Data in this exercise ->
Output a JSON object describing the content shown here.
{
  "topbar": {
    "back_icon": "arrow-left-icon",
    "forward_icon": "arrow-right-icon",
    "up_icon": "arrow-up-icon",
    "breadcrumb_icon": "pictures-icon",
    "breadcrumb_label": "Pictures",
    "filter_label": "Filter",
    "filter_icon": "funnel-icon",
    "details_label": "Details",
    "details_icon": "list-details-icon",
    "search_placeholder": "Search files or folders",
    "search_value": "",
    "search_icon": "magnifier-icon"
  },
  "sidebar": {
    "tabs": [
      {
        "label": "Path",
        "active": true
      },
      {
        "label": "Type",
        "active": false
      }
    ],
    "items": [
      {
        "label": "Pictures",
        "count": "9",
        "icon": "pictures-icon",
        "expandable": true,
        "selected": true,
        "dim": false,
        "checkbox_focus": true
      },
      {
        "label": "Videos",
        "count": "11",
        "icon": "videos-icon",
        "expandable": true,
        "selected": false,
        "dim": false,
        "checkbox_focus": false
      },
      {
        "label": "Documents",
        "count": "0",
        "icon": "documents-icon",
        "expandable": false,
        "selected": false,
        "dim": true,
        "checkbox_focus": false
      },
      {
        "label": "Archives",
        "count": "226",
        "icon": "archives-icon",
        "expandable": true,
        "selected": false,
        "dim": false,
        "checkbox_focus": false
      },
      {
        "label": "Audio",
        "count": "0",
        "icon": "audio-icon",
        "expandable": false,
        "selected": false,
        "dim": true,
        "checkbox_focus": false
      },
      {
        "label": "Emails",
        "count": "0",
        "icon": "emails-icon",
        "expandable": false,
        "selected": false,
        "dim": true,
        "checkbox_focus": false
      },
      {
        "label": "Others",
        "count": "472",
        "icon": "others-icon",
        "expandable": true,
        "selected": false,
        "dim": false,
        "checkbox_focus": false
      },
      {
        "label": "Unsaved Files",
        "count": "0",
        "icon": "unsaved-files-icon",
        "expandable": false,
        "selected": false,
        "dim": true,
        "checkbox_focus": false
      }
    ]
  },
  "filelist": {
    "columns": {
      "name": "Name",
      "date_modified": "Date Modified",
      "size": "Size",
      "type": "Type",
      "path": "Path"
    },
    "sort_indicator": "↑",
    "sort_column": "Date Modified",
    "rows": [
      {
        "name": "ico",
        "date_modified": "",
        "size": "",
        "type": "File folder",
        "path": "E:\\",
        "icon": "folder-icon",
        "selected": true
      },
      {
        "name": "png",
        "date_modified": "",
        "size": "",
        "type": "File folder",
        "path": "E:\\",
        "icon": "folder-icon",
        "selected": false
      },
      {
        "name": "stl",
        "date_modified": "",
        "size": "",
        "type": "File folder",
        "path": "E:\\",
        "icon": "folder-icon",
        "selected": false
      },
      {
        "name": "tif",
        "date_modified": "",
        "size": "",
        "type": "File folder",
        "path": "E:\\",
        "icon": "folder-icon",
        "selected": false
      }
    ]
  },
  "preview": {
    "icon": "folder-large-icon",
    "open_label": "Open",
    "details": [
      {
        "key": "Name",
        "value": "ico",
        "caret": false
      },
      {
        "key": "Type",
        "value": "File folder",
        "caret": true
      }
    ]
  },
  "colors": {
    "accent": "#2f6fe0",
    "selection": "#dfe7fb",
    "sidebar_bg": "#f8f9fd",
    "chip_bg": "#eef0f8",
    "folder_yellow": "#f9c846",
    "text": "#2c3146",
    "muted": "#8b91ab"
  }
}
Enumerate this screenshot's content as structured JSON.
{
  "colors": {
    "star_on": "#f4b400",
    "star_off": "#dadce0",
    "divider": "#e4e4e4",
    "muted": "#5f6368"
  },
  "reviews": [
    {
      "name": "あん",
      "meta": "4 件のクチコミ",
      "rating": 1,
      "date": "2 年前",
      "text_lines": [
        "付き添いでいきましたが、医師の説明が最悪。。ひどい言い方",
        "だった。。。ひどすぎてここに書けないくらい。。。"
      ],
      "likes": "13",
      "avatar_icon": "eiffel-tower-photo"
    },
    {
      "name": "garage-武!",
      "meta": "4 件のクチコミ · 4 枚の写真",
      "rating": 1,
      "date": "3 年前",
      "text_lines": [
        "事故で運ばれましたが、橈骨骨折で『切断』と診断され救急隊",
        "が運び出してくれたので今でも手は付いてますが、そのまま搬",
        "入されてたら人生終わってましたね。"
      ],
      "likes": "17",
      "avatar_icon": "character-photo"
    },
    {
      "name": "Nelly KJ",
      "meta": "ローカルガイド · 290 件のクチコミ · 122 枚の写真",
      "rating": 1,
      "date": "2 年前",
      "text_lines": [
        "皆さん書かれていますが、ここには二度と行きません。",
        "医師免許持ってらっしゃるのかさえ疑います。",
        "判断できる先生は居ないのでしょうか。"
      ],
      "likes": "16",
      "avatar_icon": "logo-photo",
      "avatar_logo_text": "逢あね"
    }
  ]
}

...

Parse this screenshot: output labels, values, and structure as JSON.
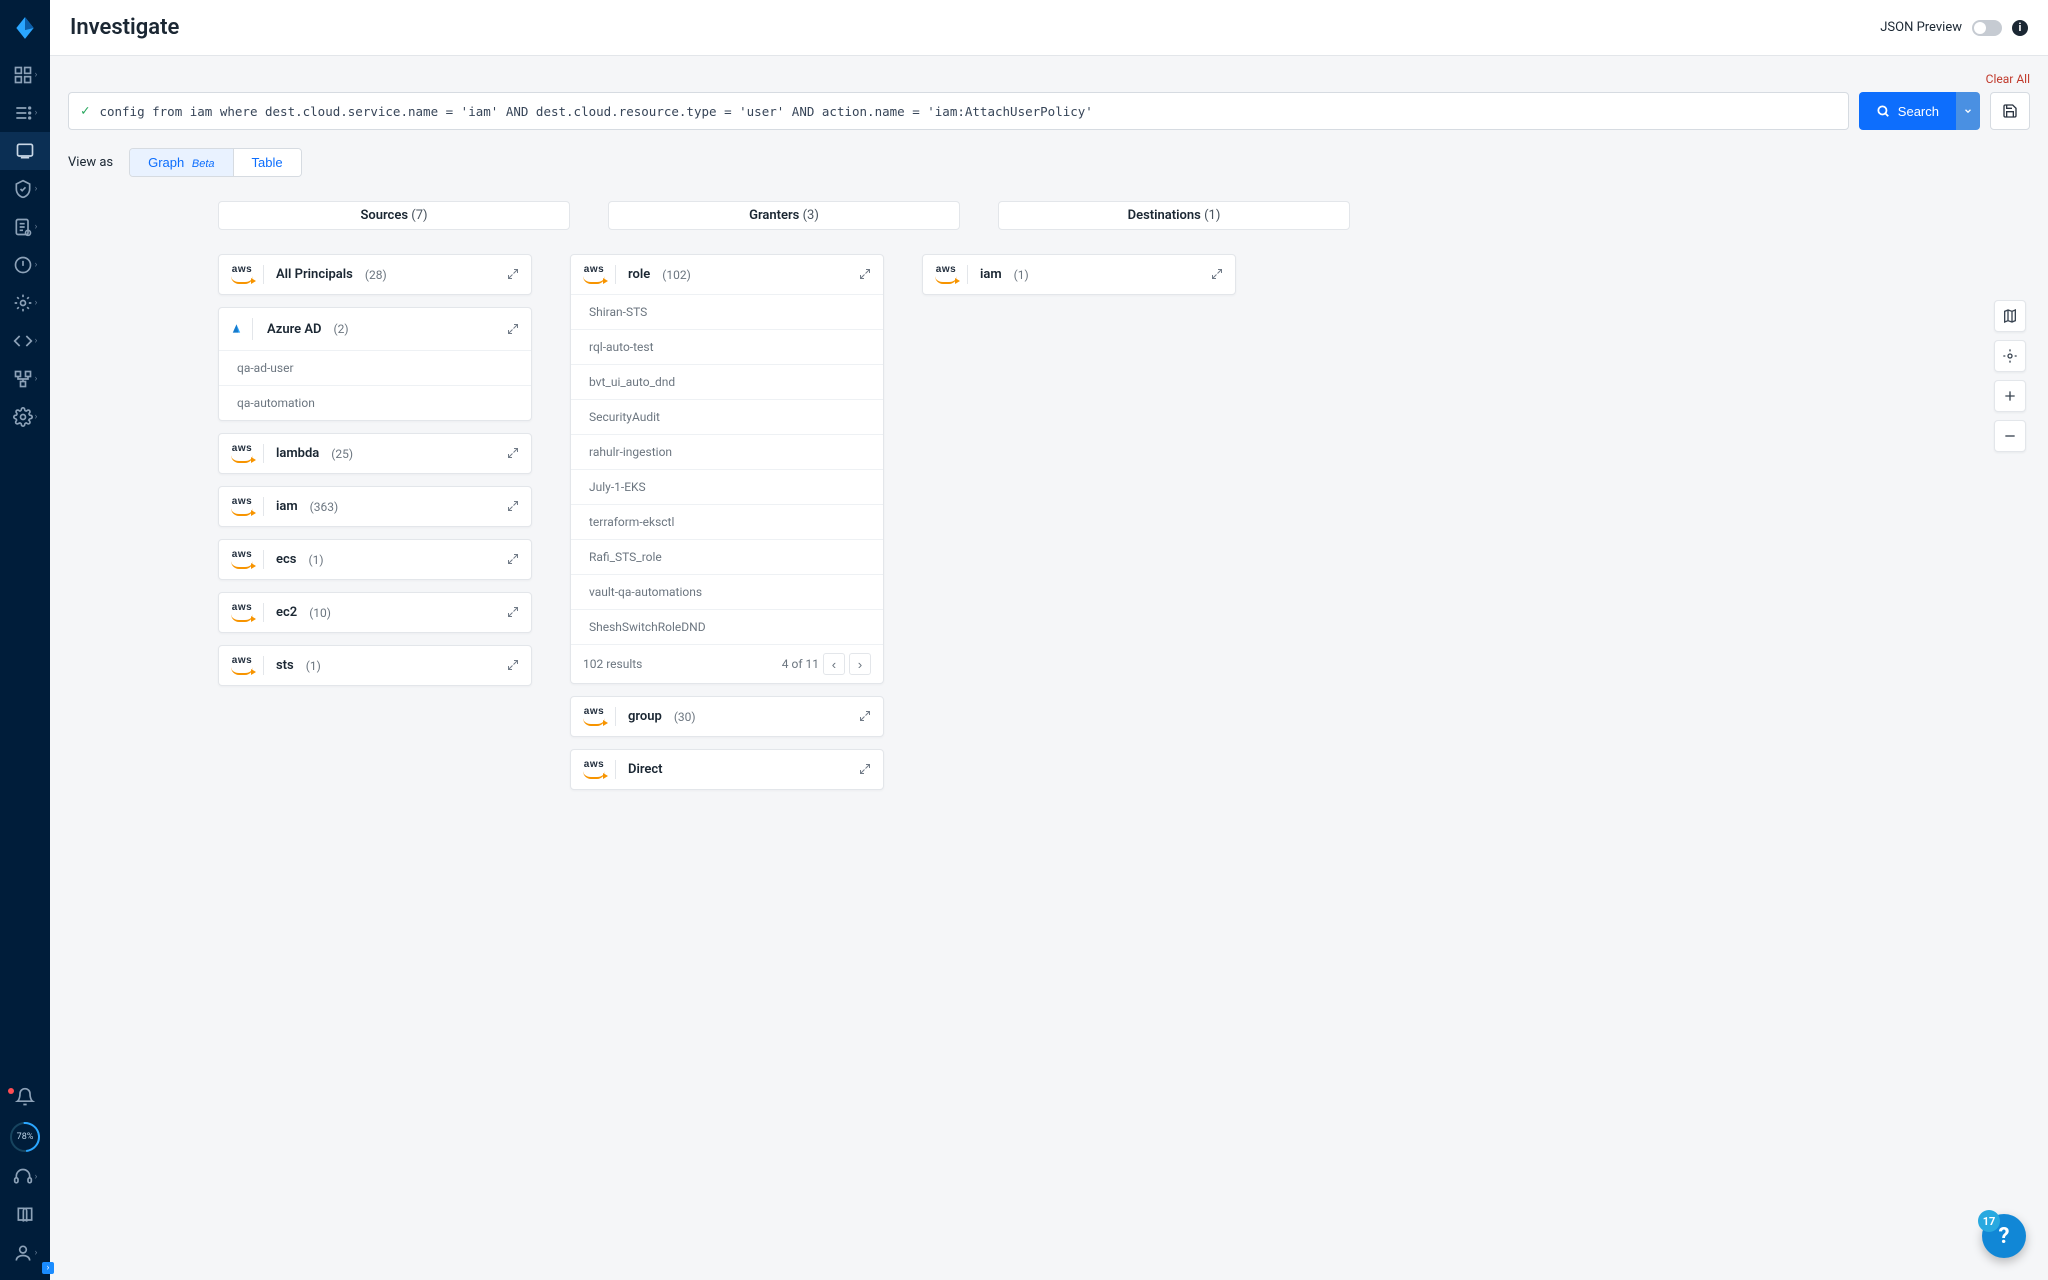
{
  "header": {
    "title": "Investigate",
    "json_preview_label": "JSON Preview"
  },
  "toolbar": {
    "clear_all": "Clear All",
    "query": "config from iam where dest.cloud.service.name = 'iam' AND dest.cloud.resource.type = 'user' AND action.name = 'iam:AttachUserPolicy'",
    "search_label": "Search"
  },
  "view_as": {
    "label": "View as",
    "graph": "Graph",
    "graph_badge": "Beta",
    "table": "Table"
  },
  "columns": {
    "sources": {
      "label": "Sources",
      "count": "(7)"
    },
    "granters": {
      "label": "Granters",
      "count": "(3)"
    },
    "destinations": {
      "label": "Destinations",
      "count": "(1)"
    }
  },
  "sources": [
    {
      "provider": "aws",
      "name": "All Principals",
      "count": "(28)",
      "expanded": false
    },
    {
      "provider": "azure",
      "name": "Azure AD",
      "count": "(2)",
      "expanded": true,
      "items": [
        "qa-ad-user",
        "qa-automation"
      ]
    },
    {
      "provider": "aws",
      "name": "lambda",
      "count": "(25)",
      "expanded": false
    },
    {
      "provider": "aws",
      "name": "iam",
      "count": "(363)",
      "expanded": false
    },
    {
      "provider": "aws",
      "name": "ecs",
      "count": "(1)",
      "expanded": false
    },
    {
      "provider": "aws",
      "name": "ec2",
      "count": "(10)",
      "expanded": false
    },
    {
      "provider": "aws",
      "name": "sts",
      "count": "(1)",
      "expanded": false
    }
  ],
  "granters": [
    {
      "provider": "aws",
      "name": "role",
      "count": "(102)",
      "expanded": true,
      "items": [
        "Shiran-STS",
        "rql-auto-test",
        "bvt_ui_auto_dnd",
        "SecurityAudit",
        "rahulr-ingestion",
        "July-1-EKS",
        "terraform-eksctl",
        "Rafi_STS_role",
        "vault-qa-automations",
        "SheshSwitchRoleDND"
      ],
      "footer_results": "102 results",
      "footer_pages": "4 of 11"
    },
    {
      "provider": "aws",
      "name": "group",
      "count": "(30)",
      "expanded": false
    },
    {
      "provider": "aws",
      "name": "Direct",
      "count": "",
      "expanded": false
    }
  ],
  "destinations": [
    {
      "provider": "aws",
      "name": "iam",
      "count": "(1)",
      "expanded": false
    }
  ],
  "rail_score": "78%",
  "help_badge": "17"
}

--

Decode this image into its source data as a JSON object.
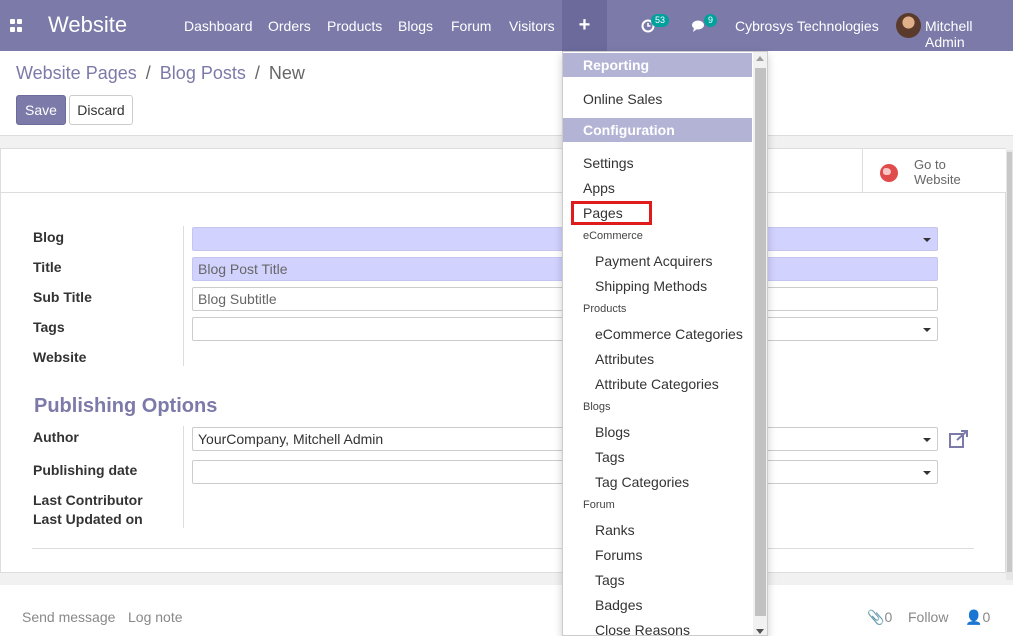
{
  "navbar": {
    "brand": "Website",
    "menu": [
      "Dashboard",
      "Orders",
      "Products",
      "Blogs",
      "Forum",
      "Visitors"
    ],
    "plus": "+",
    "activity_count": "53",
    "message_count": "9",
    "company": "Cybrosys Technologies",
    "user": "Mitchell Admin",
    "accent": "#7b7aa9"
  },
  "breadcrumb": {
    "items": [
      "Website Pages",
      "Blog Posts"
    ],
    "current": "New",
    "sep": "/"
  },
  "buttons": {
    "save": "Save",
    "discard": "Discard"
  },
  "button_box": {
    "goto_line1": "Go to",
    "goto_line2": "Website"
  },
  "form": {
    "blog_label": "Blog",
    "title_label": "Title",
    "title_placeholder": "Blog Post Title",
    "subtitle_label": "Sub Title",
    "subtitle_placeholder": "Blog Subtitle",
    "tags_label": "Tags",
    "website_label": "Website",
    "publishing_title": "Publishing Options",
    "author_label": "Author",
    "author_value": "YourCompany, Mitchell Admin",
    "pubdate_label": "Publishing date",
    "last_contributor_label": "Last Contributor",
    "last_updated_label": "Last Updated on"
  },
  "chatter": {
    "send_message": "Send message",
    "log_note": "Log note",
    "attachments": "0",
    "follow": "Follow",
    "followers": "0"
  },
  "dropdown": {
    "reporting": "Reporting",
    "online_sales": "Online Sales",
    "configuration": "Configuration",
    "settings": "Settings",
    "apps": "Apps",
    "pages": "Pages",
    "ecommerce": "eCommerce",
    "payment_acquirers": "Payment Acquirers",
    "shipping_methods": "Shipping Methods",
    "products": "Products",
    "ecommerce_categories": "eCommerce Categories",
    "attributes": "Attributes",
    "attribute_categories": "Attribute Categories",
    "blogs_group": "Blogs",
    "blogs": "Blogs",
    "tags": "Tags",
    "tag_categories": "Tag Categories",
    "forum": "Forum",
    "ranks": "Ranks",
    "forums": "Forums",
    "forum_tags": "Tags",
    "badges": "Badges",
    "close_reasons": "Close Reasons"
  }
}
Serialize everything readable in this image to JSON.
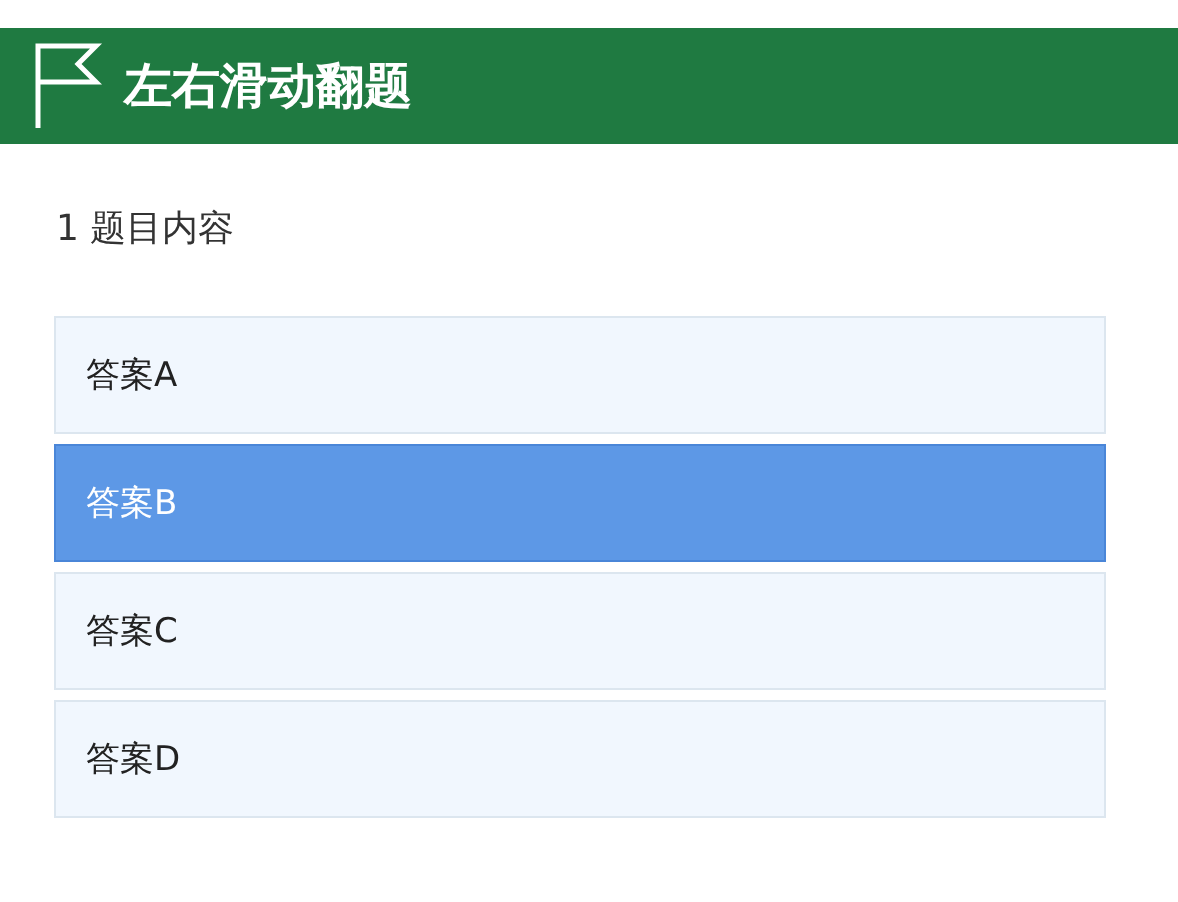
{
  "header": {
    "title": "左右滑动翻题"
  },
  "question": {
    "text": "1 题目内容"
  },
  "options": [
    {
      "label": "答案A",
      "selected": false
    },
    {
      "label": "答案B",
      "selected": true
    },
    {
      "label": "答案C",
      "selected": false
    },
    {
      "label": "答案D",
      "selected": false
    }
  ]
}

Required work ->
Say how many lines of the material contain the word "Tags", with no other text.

Result of the exercise ->
3